How can we extend curatorial expertise to assist under-served waterside communities living in coastal regions, wetlands, oases, Polar Regions, ‘floating slums’? Over half of the world population lives within three kilometres of freshwater, and 90% live within ten kilometres of freshwater. Eighty percent of the world population lives less than 100 miles from the oceans.
Wealthy communities understand ‘invisible’ threats through satellites and other technologies. Can local people achieve the same by also understanding and valuing their own histories, technologies, art and ideas?
With Museums of Our Common Future, curatorial expertise is extended via robust telecoms and a coordinating organization, across museum clusters that include at least one established museum.
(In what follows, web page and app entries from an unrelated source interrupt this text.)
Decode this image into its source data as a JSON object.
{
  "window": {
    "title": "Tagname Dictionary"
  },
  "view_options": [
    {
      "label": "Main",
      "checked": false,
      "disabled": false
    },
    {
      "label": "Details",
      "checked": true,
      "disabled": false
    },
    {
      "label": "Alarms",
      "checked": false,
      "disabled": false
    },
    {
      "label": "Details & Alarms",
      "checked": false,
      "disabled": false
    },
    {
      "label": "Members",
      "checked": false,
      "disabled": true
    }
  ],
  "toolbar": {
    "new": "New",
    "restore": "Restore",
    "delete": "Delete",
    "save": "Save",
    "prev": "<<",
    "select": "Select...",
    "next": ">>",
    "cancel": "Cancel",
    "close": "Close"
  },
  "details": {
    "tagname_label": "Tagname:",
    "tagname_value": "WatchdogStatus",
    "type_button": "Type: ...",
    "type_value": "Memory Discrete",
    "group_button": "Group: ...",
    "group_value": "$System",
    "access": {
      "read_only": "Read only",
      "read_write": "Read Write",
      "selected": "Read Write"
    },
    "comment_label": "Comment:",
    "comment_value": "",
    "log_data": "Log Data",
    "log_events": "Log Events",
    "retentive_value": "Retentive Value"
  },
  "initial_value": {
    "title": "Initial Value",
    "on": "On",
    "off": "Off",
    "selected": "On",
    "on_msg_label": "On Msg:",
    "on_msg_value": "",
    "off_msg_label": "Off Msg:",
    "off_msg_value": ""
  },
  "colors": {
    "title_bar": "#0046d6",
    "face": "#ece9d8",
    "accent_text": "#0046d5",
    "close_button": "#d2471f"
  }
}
The Museums of Our Common Future encourage local people to ‘think global and act local’ to inspire ‘thousands of small wise decisions’ (Club of Rome). People change themselves and then others. The Museums help them to learn about climate change, but also to contribute their ideas and local knowledge to the United Nations Environment Programme and other global forums.
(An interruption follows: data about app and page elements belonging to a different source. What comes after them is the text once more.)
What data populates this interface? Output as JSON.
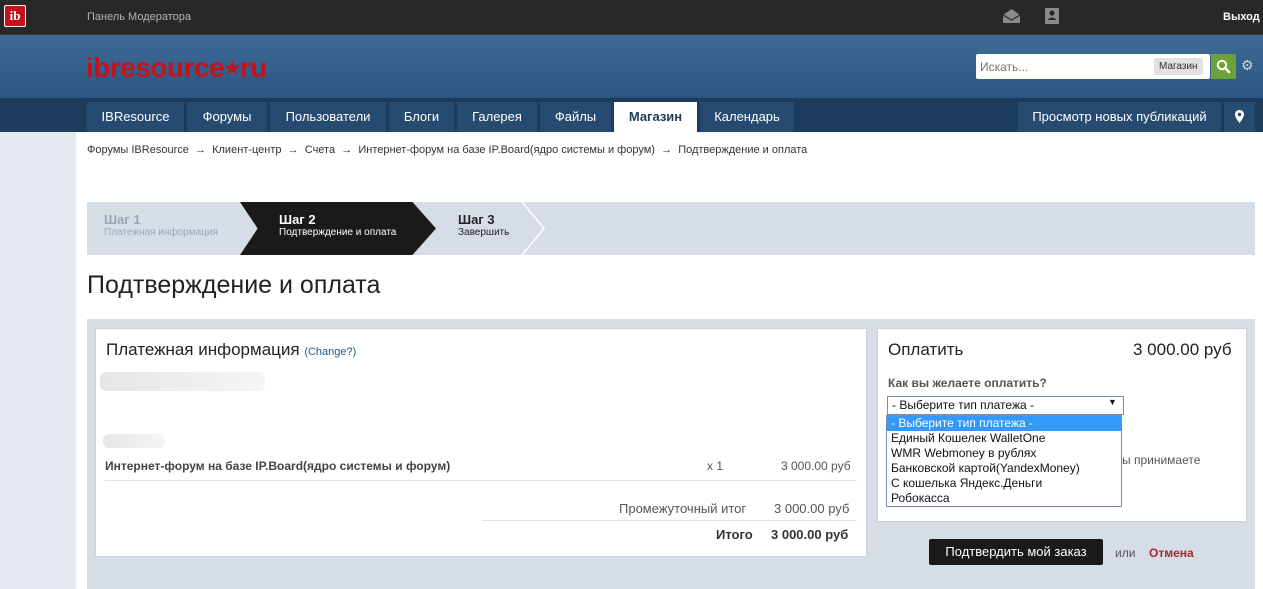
{
  "topbar": {
    "logo_text": "ib",
    "mod_panel": "Панель Модератора",
    "logout": "Выход"
  },
  "header": {
    "brand_ib": "ib",
    "brand_resource": "resource",
    "brand_star": "★",
    "brand_ru": "ru",
    "search_placeholder": "Искать...",
    "search_scope": "Магазин"
  },
  "nav": {
    "tabs": [
      "IBResource",
      "Форумы",
      "Пользователи",
      "Блоги",
      "Галерея",
      "Файлы",
      "Магазин",
      "Календарь"
    ],
    "active": "Магазин",
    "new_posts": "Просмотр новых публикаций"
  },
  "breadcrumb": {
    "items": [
      "Форумы IBResource",
      "Клиент-центр",
      "Счета",
      "Интернет-форум на базе IP.Board(ядро системы и форум)",
      "Подтверждение и оплата"
    ],
    "sep": "→"
  },
  "steps": [
    {
      "title": "Шаг 1",
      "sub": "Платежная информация"
    },
    {
      "title": "Шаг 2",
      "sub": "Подтверждение и оплата"
    },
    {
      "title": "Шаг 3",
      "sub": "Завершить"
    }
  ],
  "page_title": "Подтверждение и оплата",
  "billing": {
    "title": "Платежная информация",
    "change": "(Change?)",
    "item_name": "Интернет-форум на базе IP.Board(ядро системы и форум)",
    "item_qty": "x 1",
    "item_price": "3 000.00 руб",
    "subtotal_label": "Промежуточный итог",
    "subtotal": "3 000.00 руб",
    "total_label": "Итого",
    "total": "3 000.00 руб"
  },
  "payment": {
    "title": "Оплатить",
    "amount": "3 000.00 руб",
    "question": "Как вы желаете оплатить?",
    "selected": "- Выберите тип платежа -",
    "options": [
      "- Выберите тип платежа -",
      "Единый Кошелек WalletOne",
      "WMR Webmoney в рублях",
      "Банковской картой(YandexMoney)",
      "С кошелька Яндекс.Деньги",
      "Робокасса"
    ],
    "accept_fragment": "ы принимаете",
    "confirm": "Подтвердить мой заказ",
    "or": "или",
    "cancel": "Отмена"
  },
  "colors": {
    "brand_red": "#c4121b",
    "header_blue": "#2c5682",
    "nav_dark": "#1d3b5c",
    "search_green": "#6ca339",
    "select_highlight": "#3399ff",
    "cancel_red": "#a52a2a"
  }
}
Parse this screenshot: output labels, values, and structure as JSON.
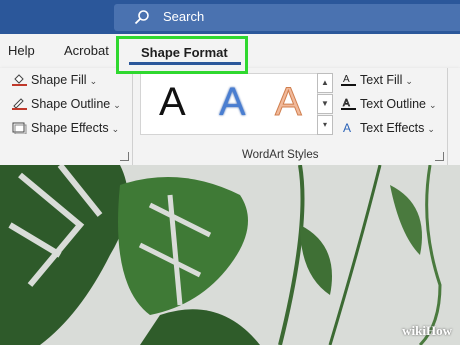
{
  "search": {
    "label": "Search"
  },
  "tabs": {
    "help": "Help",
    "acrobat": "Acrobat",
    "shape_format": "Shape Format"
  },
  "shape_styles": {
    "fill": "Shape Fill",
    "outline": "Shape Outline",
    "effects": "Shape Effects"
  },
  "wordart": {
    "group_title": "WordArt Styles",
    "sample_glyph": "A",
    "text_fill": "Text Fill",
    "text_outline": "Text Outline",
    "text_effects": "Text Effects"
  },
  "watermark": "wikiHow",
  "colors": {
    "title_bar": "#2b579a",
    "highlight": "#2fd82f",
    "ribbon": "#f3f3f3"
  }
}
By ‘repatriating’ small low-value objects, local people can learn about the value of their own traditions. Anywhere in the world, an ‘Egyptian Gallery’ can remind us that traditional clay pots purify and cool water, and reduce the need for electric water coolers. Potters for Peace now combines clay filters and plastic containers to do the same.
- Project Team
- Chris Williams
- Project Name
- Museums of our Common Future
- Team Location
- UK, London
- Community, activism & engagement